Flying Frog Consultancy Ltd. said...


Another major problem with Mathematica's Compile is that it does not work on recursive functions.

Regarding parallelism, this is a problem for Mathematica because the entire language implementation is based around a giant mutable set of rewrite rules. The only feasible solution is to provide separate rewrite tables for separate threads of computation but copying an imperative rewrite table is slow and using purely functional data structures makes using it slow (and would require the addition of real garbage collection to Mathematica). However, Mathematica's comparatively awful performance renders parallelism rather academic anyway: even if Mathematica could be parallelized with zero overheads, you would still need hundreds of thousands of cores before it could compete with the performance of a modern compiled language running on a single core.

For example, here is a simple computation from optics where Mathematica is ~100,000x slower than languages like F#. Even the code optimized by Wolfram Research is still over 1,000x slower...

Sal Mangano said...

The 100,000x slower claim by Flying Frog is false and he knows it. It is a product of very poor Mathematica skills. It is a shame that he continues to perpetuate this even though it was demonstrated to be false via a bet made by Xah Lee


Of course it is true Mathematica is slower than a compiled language but one doest not choose Mathematica over a compiled language based on its speed.

Anonymous said...

As I said to Xah at the time:

"You have only observed a speedup because you have drastically simplified the
scene being rendered. Specifically, the scene I gave contained over 80,000
spheres but you are benchmarking with only 5 spheres and half of the image
is blank!

Using nine levels of spheres as I requested originally, your version is not
measurably faster at all."

So my verifiable claim that Mathematica is 100,000× slower than compiled languages was entirely correct.

Sal Mangano said...

Okay, as so as my book is out the door, I'll rewrite your code to show that the 100000x number is ridiculous.

Anonymous said...

FWIW, Wolfram Research themselves already took up my challenge with Daniel Lichtblau producing the fastest Mathematica implementation but it was still 1,800× slower than my OCaml.

Suffice to say, these huge performance discrepancies leave plenty of room for more performant tools like F#.

Sal Mangano said...

See, you know the number is not 100000x but you insist on repeating it. This show you have ZERO credibility. I think 1800 would have been good enough for you to make your point.

I like challenges so I'll see if I can knock a few off of the 1800x but as I said in the past, you don't use Mathematica for ray tracing.

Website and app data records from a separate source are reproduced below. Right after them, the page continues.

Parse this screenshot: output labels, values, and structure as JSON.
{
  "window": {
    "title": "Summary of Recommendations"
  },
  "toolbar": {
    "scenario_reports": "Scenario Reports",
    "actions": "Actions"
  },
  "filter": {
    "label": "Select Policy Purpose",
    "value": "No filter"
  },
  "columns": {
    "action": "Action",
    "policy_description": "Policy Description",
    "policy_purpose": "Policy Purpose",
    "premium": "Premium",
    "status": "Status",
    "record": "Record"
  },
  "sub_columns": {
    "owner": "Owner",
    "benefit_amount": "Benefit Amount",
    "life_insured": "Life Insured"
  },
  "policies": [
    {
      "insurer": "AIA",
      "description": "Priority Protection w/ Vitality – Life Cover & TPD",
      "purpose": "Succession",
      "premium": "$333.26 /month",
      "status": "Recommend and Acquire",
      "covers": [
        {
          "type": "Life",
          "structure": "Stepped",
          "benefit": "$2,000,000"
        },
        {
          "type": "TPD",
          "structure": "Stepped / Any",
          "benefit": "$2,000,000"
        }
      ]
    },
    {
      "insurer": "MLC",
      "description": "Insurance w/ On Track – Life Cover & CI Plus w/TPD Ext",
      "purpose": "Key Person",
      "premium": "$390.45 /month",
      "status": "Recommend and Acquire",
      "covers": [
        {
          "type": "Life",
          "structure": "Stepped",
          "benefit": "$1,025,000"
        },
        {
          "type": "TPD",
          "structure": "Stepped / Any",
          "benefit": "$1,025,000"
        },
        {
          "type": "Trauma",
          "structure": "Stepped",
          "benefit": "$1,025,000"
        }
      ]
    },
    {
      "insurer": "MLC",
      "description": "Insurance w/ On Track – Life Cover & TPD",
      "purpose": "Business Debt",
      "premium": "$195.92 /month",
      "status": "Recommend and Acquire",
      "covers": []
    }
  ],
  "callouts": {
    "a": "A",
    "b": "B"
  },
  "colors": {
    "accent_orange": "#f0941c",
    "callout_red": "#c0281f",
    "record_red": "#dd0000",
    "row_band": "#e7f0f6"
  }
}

You do use it for almost everything else.

For example, at IMUC 2009 I watched a keynote by Chris Carlson where he brought an amazing architectural project to life in just a few dozen lines of Mathematica. F# could not have pulled that off in a 100000 lines. So F# is 100000x less productive. Hey, if you can lie, why can't I.